### Data:
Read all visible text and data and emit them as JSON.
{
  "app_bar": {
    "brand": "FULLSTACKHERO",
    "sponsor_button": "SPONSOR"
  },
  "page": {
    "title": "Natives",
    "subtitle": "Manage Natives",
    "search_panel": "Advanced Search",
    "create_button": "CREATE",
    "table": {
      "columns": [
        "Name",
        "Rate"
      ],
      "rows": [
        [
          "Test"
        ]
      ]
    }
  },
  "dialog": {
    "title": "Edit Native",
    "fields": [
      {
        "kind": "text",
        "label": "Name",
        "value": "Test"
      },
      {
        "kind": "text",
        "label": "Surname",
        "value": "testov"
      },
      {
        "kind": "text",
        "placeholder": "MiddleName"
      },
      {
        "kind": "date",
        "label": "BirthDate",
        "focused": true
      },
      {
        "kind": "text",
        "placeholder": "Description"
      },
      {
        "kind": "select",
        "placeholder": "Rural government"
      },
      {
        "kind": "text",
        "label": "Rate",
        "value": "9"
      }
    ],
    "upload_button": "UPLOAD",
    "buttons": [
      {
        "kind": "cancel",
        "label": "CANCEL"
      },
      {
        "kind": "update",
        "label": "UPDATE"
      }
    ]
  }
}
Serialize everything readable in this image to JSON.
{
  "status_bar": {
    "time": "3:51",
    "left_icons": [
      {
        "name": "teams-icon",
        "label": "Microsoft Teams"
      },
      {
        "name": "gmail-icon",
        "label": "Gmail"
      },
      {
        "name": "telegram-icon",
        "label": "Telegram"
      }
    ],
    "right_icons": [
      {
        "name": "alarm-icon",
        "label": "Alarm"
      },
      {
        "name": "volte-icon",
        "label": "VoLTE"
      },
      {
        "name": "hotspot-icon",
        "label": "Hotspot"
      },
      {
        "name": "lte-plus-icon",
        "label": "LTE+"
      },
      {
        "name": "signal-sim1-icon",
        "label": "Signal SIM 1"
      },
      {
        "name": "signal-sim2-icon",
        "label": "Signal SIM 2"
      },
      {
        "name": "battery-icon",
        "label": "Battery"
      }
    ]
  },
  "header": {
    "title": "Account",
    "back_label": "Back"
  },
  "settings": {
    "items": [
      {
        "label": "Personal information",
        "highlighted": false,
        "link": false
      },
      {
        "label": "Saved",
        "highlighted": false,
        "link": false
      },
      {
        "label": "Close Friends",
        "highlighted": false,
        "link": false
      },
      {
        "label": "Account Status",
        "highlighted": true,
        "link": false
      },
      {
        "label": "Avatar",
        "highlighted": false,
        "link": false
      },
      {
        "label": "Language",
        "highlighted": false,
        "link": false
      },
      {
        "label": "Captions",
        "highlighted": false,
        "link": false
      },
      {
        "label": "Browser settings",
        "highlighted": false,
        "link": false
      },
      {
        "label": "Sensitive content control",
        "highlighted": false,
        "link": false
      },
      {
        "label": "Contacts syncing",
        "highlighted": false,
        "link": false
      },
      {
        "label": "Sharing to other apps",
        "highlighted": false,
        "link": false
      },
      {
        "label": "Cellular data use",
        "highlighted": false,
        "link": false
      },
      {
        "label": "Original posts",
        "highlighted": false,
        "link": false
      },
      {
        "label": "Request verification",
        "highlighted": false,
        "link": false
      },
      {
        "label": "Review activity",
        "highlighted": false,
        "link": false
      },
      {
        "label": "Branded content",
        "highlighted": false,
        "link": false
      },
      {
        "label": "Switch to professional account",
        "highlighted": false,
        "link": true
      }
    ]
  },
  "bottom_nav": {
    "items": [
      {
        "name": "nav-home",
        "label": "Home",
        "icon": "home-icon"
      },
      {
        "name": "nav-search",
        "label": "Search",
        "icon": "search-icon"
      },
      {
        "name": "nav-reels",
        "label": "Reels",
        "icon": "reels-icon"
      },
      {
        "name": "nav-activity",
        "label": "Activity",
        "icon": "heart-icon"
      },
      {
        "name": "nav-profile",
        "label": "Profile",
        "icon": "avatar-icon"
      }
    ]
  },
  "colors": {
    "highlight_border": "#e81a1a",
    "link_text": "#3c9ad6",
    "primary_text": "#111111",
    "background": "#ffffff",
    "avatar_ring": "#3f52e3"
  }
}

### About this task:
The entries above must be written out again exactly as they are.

### Task solution:
Read all visible text and data and emit them as JSON.
{
  "app_bar": {
    "brand": "FULLSTACKHERO",
    "sponsor_button": "SPONSOR"
  },
  "page": {
    "title": "Natives",
    "subtitle": "Manage Natives",
    "search_panel": "Advanced Search",
    "create_button": "CREATE",
    "table": {
      "columns": [
        "Name",
        "Rate"
      ],
      "rows": [
        [
          "Test"
        ]
      ]
    }
  },
  "dialog": {
    "title": "Edit Native",
    "fields": [
      {
        "kind": "text",
        "label": "Name",
        "value": "Test"
      },
      {
        "kind": "text",
        "label": "Surname",
        "value": "testov"
      },
      {
        "kind": "text",
        "placeholder": "MiddleName"
      },
      {
        "kind": "date",
        "label": "BirthDate",
        "focused": true
      },
      {
        "kind": "text",
        "placeholder": "Description"
      },
      {
        "kind": "select",
        "placeholder": "Rural government"
      },
      {
        "kind": "text",
        "label": "Rate",
        "value": "9"
      }
    ],
    "upload_button": "UPLOAD",
    "buttons": [
      {
        "kind": "cancel",
        "label": "CANCEL"
      },
      {
        "kind": "update",
        "label": "UPDATE"
      }
    ]
  }
}
Serialize everything readable in this image to JSON.
{
  "status_bar": {
    "time": "3:51",
    "left_icons": [
      {
        "name": "teams-icon",
        "label": "Microsoft Teams"
      },
      {
        "name": "gmail-icon",
        "label": "Gmail"
      },
      {
        "name": "telegram-icon",
        "label": "Telegram"
      }
    ],
    "right_icons": [
      {
        "name": "alarm-icon",
        "label": "Alarm"
      },
      {
        "name": "volte-icon",
        "label": "VoLTE"
      },
      {
        "name": "hotspot-icon",
        "label": "Hotspot"
      },
      {
        "name": "lte-plus-icon",
        "label": "LTE+"
      },
      {
        "name": "signal-sim1-icon",
        "label": "Signal SIM 1"
      },
      {
        "name": "signal-sim2-icon",
        "label": "Signal SIM 2"
      },
      {
        "name": "battery-icon",
        "label": "Battery"
      }
    ]
  },
  "header": {
    "title": "Account",
    "back_label": "Back"
  },
  "settings": {
    "items": [
      {
        "label": "Personal information",
        "highlighted": false,
        "link": false
      },
      {
        "label": "Saved",
        "highlighted": false,
        "link": false
      },
      {
        "label": "Close Friends",
        "highlighted": false,
        "link": false
      },
      {
        "label": "Account Status",
        "highlighted": true,
        "link": false
      },
      {
        "label": "Avatar",
        "highlighted": false,
        "link": false
      },
      {
        "label": "Language",
        "highlighted": false,
        "link": false
      },
      {
        "label": "Captions",
        "highlighted": false,
        "link": false
      },
      {
        "label": "Browser settings",
        "highlighted": false,
        "link": false
      },
      {
        "label": "Sensitive content control",
        "highlighted": false,
        "link": false
      },
      {
        "label": "Contacts syncing",
        "highlighted": false,
        "link": false
      },
      {
        "label": "Sharing to other apps",
        "highlighted": false,
        "link": false
      },
      {
        "label": "Cellular data use",
        "highlighted": false,
        "link": false
      },
      {
        "label": "Original posts",
        "highlighted": false,
        "link": false
      },
      {
        "label": "Request verification",
        "highlighted": false,
        "link": false
      },
      {
        "label": "Review activity",
        "highlighted": false,
        "link": false
      },
      {
        "label": "Branded content",
        "highlighted": false,
        "link": false
      },
      {
        "label": "Switch to professional account",
        "highlighted": false,
        "link": true
      }
    ]
  },
  "bottom_nav": {
    "items": [
      {
        "name": "nav-home",
        "label": "Home",
        "icon": "home-icon"
      },
      {
        "name": "nav-search",
        "label": "Search",
        "icon": "search-icon"
      },
      {
        "name": "nav-reels",
        "label": "Reels",
        "icon": "reels-icon"
      },
      {
        "name": "nav-activity",
        "label": "Activity",
        "icon": "heart-icon"
      },
      {
        "name": "nav-profile",
        "label": "Profile",
        "icon": "avatar-icon"
      }
    ]
  },
  "colors": {
    "highlight_border": "#e81a1a",
    "link_text": "#3c9ad6",
    "primary_text": "#111111",
    "background": "#ffffff",
    "avatar_ring": "#3f52e3"
  }
}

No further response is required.